Leave it to Silfverberg, as well as little-used goalkeeper Ben Bishop, to give the Senators exactly what they needed.
Silfverberg scored on Martin Brodeur in the shootout and Bishop made 30 saves overall, three coming in the shootout, giving the Ottawa Senators a 2-1 win over the Devils.
It was the first win of the season in three games for Bishop, and just the eighth win in 26 career starts for the 26-year-old, who last won in March of 2012.
The victory was only the Senators' (8-6-2) third on the road this season.
The Devils (9-3-4) lost for the second straight time and third in their past four games.
Stephen Gionta scored a goal just 1:19 into the game to give the Devils a 1-0 lead. Then, Ottawa captain Daniel Alfredsson scored a goal midway through the third period to tie the game and send it to overtime.
"Of course, he's the captain and he's our best player," said Silfverberg, who set up the game-tying goal. "It's always nice for him to get one and I'm glad that I was able to help him out."
Brodeur had 29 saves in net for the Devils, but couldn't stop Silfverberg with the game on the line. Earlier in the game, Silfverberg had hit the post on one shot and had another attempt that Brodeur somehow stopped. In the shootout, Silfverberg wasn't about to let that happen again.
"I wasn't exactly worried about which way he was going," Silfverberg said. "I just wanted to get a quick shot off. That was the key, just to shoot it quick before he could do anything. It went in and I was very happy. We worked hard to get this win. It was huge for us."
The Devils came out inspired after having a lackluster performance Saturday in a 5-1 loss to the New York Islanders and totally dominated play, scoring the game's first goal and outshooting the Sens 17-9. It was the Devils' high period for shots on goal for the season.
The Devils wasted little time taking control of the game, and once again it was the team's fourth line that contributed.

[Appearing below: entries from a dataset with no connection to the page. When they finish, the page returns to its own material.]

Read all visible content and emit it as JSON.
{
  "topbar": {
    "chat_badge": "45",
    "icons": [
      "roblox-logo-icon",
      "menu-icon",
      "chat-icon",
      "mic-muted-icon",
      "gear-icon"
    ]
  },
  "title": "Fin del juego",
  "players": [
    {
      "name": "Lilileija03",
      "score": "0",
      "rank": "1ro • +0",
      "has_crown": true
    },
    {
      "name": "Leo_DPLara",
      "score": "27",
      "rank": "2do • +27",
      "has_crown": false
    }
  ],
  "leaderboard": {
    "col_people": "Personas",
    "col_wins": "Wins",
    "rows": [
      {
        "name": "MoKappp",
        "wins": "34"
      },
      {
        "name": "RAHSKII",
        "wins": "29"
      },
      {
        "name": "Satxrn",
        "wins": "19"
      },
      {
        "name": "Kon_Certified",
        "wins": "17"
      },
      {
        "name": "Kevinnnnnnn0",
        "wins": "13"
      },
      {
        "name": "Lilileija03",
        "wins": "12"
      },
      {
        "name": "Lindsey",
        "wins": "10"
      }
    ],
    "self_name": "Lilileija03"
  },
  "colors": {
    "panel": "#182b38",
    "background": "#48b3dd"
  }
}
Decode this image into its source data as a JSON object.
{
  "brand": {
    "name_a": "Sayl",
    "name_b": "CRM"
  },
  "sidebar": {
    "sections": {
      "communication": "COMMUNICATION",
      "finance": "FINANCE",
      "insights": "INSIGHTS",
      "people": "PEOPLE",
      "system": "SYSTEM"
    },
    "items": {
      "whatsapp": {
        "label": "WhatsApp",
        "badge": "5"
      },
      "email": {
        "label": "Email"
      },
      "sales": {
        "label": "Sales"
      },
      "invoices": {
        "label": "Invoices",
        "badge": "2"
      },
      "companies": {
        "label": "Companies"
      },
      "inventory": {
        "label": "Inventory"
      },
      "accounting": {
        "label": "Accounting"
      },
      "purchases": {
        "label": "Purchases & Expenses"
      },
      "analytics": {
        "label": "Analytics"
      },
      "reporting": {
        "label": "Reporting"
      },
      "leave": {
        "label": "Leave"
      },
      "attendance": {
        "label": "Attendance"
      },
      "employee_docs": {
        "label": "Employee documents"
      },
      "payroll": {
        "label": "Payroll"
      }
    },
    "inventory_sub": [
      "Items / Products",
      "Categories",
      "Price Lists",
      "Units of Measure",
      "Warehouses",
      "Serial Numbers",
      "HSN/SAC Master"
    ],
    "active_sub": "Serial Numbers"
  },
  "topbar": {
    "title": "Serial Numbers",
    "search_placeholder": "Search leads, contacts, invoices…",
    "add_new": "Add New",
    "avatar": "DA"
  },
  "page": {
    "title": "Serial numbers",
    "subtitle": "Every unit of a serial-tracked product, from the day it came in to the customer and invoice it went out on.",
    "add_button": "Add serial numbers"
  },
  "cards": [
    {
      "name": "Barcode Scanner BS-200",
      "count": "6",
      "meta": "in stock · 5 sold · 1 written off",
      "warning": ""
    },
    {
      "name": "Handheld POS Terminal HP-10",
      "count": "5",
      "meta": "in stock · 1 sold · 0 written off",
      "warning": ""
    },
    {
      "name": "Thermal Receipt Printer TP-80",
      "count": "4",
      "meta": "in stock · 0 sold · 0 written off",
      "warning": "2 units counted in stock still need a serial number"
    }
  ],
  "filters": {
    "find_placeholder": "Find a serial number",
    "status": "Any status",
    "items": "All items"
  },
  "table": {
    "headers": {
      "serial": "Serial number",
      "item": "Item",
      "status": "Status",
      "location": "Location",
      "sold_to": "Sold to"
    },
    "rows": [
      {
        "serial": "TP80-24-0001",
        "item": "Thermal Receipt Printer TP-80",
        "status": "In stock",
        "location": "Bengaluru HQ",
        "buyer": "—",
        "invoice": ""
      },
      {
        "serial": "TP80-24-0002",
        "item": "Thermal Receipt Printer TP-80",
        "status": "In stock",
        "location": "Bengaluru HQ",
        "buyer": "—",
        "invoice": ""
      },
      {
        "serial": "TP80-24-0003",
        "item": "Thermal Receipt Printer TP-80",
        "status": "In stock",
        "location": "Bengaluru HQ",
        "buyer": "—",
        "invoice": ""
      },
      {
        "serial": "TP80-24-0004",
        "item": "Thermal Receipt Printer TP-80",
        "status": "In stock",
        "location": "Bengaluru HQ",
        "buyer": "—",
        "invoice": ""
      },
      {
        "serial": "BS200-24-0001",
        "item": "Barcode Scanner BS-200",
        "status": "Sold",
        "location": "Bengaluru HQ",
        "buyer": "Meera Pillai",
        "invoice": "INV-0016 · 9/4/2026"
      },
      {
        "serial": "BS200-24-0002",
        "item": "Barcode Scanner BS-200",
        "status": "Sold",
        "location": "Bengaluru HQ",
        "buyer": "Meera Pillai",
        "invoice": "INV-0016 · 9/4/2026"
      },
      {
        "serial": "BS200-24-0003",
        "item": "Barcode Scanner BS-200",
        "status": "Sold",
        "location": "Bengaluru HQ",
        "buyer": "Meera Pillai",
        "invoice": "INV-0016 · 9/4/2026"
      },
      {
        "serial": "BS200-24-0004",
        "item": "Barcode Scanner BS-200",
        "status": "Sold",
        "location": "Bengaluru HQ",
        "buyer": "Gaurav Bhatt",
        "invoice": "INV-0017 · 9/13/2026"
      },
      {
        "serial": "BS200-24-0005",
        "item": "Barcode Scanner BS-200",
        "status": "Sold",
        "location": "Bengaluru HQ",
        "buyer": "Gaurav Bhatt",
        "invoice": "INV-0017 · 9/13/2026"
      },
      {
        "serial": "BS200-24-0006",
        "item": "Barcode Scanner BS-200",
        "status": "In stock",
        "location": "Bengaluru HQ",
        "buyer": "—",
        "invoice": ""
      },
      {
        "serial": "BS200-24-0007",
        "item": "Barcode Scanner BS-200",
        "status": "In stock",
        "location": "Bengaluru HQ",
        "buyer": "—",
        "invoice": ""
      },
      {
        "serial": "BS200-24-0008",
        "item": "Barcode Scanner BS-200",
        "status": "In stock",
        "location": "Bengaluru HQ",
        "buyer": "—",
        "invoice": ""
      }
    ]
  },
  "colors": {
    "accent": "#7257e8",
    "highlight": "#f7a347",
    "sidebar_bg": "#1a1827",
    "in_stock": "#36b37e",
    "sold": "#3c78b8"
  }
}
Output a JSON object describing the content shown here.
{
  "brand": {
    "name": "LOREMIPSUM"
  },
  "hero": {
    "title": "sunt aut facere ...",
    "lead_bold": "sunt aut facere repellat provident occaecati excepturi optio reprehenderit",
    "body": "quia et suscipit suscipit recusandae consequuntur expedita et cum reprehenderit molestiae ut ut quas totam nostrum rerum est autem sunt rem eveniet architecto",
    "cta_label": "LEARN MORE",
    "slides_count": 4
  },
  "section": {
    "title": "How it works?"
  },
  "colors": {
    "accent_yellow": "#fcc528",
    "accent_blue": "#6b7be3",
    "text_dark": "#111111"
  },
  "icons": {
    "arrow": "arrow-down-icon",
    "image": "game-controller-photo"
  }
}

Steve Bernier took a shot that Bishop stopped, but the rebound came out to the diminutive Gionta, who pushed it between Bishop's pads for his second goal of the season.
But that was it.
"We had a handful of quality scoring chances, but he (Bishop) made a few big saves," Devils head coach Peter DeBoer said. "We had the opportunities to get that second goal, but we let them hang around and you see what happens when you do that. They showed some resiliency and finally got one in the third."
The Devils suffered a big blow when Ryan Carter was sandwiched into the boards by Chris Neil and Dave Dziurzynski and went down hard, favoring his right shoulder. The Devils labeled Carter's injury as "an upper body injury" and he did not return.
"It hurts, because he's one of our better players," said DeBoer, who didn't know the extent of Carter's injury.
The Senators finally tied the game at 1-1, when 40-year-old captain Alfredsson lifted a backhand attempt over Brodeur with 11:48 left. It was the fourth goal of the season for Alfredsson and the 420th of his 17-year career. Silfverberg and Kyle Turris received assists on the play.
The game went into overtime with the Senators having a one-man advantage, 4-on-3, but the Senators managed just one shot by Alfredsson that was stopped by Brodeur.
Notes: Knowing that he lost Karlsson for the season, MacLean was less than cordial before the game. "We're a work ethic-based team and that never changes," he said. "That's what we're going to be. We're always going to play the same way." Karlsson had 19 goals and 59 assists for the Senators last season, earning the Norris Trophy as the NHL's top defenseman. ... DeBoer admitted his team has hit a bit of a lull. "We lost a little bit of that edge we had early on," he said. "We need to get that back." ... The Devils sent center Jacob Josefson to Albany of the AHL and recalled center Andrei Loktionov, who was acquired in a trade with the Los Angeles Kings Feb. 6 for a fifth-round draft pick. Josefson saw action in each of the previous 15 games, collecting just one assist. DeBoer said it was a move to attempt to keep the third and fourth lines as fresh as possible. ... Defenseman Mark Fayne, who made two giveaways Friday night in the win over the Philadelphia Flyers, was a healthy scratch for a second straight game for the Devils. ... Kovalchuk saw his six-game scoring streak come to an end.